YOUR TASK:
Each line below must be reproduced exactly.

==============================

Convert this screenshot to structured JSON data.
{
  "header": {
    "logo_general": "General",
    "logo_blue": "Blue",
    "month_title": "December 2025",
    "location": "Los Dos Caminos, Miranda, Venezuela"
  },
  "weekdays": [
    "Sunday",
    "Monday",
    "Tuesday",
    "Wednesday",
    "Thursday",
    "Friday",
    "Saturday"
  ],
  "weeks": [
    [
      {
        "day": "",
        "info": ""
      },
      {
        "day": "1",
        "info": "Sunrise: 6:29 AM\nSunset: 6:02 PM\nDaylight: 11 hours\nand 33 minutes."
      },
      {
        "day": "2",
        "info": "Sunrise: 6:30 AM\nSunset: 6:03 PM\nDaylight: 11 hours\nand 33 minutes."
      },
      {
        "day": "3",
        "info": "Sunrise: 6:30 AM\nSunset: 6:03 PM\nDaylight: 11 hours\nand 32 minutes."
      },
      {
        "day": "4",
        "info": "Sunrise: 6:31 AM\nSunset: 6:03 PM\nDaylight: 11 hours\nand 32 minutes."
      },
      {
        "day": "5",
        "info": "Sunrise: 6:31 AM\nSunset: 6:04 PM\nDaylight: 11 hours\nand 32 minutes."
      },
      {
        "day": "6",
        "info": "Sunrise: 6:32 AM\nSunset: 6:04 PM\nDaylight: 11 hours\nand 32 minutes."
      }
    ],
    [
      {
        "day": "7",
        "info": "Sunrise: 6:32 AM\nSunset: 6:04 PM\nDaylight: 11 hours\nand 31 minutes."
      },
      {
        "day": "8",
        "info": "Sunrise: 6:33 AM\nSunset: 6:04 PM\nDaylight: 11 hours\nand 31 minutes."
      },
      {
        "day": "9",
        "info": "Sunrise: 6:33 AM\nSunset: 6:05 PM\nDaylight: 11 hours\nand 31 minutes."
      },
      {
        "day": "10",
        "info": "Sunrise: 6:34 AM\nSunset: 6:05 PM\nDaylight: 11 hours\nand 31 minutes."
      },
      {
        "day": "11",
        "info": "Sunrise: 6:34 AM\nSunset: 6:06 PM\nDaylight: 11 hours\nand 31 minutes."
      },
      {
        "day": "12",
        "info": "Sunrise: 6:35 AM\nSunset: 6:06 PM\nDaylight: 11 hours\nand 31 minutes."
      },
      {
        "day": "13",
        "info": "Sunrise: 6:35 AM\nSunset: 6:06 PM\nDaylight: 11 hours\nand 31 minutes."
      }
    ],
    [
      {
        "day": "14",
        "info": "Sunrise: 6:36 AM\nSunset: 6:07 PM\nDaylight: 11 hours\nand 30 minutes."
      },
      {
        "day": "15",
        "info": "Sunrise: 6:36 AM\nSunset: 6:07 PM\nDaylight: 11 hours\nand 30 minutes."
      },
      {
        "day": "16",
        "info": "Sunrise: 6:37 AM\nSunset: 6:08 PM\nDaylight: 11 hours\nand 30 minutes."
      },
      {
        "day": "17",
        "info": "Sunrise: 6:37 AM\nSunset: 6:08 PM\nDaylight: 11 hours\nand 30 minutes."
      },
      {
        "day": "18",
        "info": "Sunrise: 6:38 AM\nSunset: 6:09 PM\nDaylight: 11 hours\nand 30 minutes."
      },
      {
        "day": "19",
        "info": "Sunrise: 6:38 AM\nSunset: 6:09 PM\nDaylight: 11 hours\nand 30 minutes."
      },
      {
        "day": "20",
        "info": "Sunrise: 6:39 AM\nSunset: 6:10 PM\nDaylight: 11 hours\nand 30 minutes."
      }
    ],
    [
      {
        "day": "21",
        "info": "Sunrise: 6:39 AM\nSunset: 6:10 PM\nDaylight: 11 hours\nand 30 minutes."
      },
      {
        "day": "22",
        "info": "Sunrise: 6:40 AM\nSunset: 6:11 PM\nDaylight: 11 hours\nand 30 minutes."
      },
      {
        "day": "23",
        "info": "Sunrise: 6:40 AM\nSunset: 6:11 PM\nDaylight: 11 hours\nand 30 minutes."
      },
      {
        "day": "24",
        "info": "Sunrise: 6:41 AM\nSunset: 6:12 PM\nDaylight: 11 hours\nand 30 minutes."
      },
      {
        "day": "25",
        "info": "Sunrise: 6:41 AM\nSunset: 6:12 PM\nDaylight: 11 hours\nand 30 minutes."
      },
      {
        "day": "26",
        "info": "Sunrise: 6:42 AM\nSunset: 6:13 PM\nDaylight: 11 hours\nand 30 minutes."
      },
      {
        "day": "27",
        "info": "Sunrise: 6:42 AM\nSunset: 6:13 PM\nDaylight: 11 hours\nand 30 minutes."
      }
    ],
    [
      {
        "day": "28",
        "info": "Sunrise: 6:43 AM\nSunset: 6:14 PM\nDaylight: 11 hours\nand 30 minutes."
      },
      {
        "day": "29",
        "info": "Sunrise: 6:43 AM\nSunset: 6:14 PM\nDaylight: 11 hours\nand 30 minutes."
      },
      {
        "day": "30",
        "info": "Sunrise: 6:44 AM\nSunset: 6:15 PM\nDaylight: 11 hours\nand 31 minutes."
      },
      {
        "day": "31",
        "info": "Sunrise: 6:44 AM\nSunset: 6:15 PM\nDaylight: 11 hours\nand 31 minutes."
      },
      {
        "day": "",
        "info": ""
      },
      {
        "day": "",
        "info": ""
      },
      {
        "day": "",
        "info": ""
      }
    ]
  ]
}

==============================

WRITTEN SOLUTION:
Convert this screenshot to structured JSON data.
{
  "header": {
    "logo_general": "General",
    "logo_blue": "Blue",
    "month_title": "December 2025",
    "location": "Los Dos Caminos, Miranda, Venezuela"
  },
  "weekdays": [
    "Sunday",
    "Monday",
    "Tuesday",
    "Wednesday",
    "Thursday",
    "Friday",
    "Saturday"
  ],
  "weeks": [
    [
      {
        "day": "",
        "info": ""
      },
      {
        "day": "1",
        "info": "Sunrise: 6:29 AM\nSunset: 6:02 PM\nDaylight: 11 hours\nand 33 minutes."
      },
      {
        "day": "2",
        "info": "Sunrise: 6:30 AM\nSunset: 6:03 PM\nDaylight: 11 hours\nand 33 minutes."
      },
      {
        "day": "3",
        "info": "Sunrise: 6:30 AM\nSunset: 6:03 PM\nDaylight: 11 hours\nand 32 minutes."
      },
      {
        "day": "4",
        "info": "Sunrise: 6:31 AM\nSunset: 6:03 PM\nDaylight: 11 hours\nand 32 minutes."
      },
      {
        "day": "5",
        "info": "Sunrise: 6:31 AM\nSunset: 6:04 PM\nDaylight: 11 hours\nand 32 minutes."
      },
      {
        "day": "6",
        "info": "Sunrise: 6:32 AM\nSunset: 6:04 PM\nDaylight: 11 hours\nand 32 minutes."
      }
    ],
    [
      {
        "day": "7",
        "info": "Sunrise: 6:32 AM\nSunset: 6:04 PM\nDaylight: 11 hours\nand 31 minutes."
      },
      {
        "day": "8",
        "info": "Sunrise: 6:33 AM\nSunset: 6:04 PM\nDaylight: 11 hours\nand 31 minutes."
      },
      {
        "day": "9",
        "info": "Sunrise: 6:33 AM\nSunset: 6:05 PM\nDaylight: 11 hours\nand 31 minutes."
      },
      {
        "day": "10",
        "info": "Sunrise: 6:34 AM\nSunset: 6:05 PM\nDaylight: 11 hours\nand 31 minutes."
      },
      {
        "day": "11",
        "info": "Sunrise: 6:34 AM\nSunset: 6:06 PM\nDaylight: 11 hours\nand 31 minutes."
      },
      {
        "day": "12",
        "info": "Sunrise: 6:35 AM\nSunset: 6:06 PM\nDaylight: 11 hours\nand 31 minutes."
      },
      {
        "day": "13",
        "info": "Sunrise: 6:35 AM\nSunset: 6:06 PM\nDaylight: 11 hours\nand 31 minutes."
      }
    ],
    [
      {
        "day": "14",
        "info": "Sunrise: 6:36 AM\nSunset: 6:07 PM\nDaylight: 11 hours\nand 30 minutes."
      },
      {
        "day": "15",
        "info": "Sunrise: 6:36 AM\nSunset: 6:07 PM\nDaylight: 11 hours\nand 30 minutes."
      },
      {
        "day": "16",
        "info": "Sunrise: 6:37 AM\nSunset: 6:08 PM\nDaylight: 11 hours\nand 30 minutes."
      },
      {
        "day": "17",
        "info": "Sunrise: 6:37 AM\nSunset: 6:08 PM\nDaylight: 11 hours\nand 30 minutes."
      },
      {
        "day": "18",
        "info": "Sunrise: 6:38 AM\nSunset: 6:09 PM\nDaylight: 11 hours\nand 30 minutes."
      },
      {
        "day": "19",
        "info": "Sunrise: 6:38 AM\nSunset: 6:09 PM\nDaylight: 11 hours\nand 30 minutes."
      },
      {
        "day": "20",
        "info": "Sunrise: 6:39 AM\nSunset: 6:10 PM\nDaylight: 11 hours\nand 30 minutes."
      }
    ],
    [
      {
        "day": "21",
        "info": "Sunrise: 6:39 AM\nSunset: 6:10 PM\nDaylight: 11 hours\nand 30 minutes."
      },
      {
        "day": "22",
        "info": "Sunrise: 6:40 AM\nSunset: 6:11 PM\nDaylight: 11 hours\nand 30 minutes."
      },
      {
        "day": "23",
        "info": "Sunrise: 6:40 AM\nSunset: 6:11 PM\nDaylight: 11 hours\nand 30 minutes."
      },
      {
        "day": "24",
        "info": "Sunrise: 6:41 AM\nSunset: 6:12 PM\nDaylight: 11 hours\nand 30 minutes."
      },
      {
        "day": "25",
        "info": "Sunrise: 6:41 AM\nSunset: 6:12 PM\nDaylight: 11 hours\nand 30 minutes."
      },
      {
        "day": "26",
        "info": "Sunrise: 6:42 AM\nSunset: 6:13 PM\nDaylight: 11 hours\nand 30 minutes."
      },
      {
        "day": "27",
        "info": "Sunrise: 6:42 AM\nSunset: 6:13 PM\nDaylight: 11 hours\nand 30 minutes."
      }
    ],
    [
      {
        "day": "28",
        "info": "Sunrise: 6:43 AM\nSunset: 6:14 PM\nDaylight: 11 hours\nand 30 minutes."
      },
      {
        "day": "29",
        "info": "Sunrise: 6:43 AM\nSunset: 6:14 PM\nDaylight: 11 hours\nand 30 minutes."
      },
      {
        "day": "30",
        "info": "Sunrise: 6:44 AM\nSunset: 6:15 PM\nDaylight: 11 hours\nand 31 minutes."
      },
      {
        "day": "31",
        "info": "Sunrise: 6:44 AM\nSunset: 6:15 PM\nDaylight: 11 hours\nand 31 minutes."
      },
      {
        "day": "",
        "info": ""
      },
      {
        "day": "",
        "info": ""
      },
      {
        "day": "",
        "info": ""
      }
    ]
  ]
}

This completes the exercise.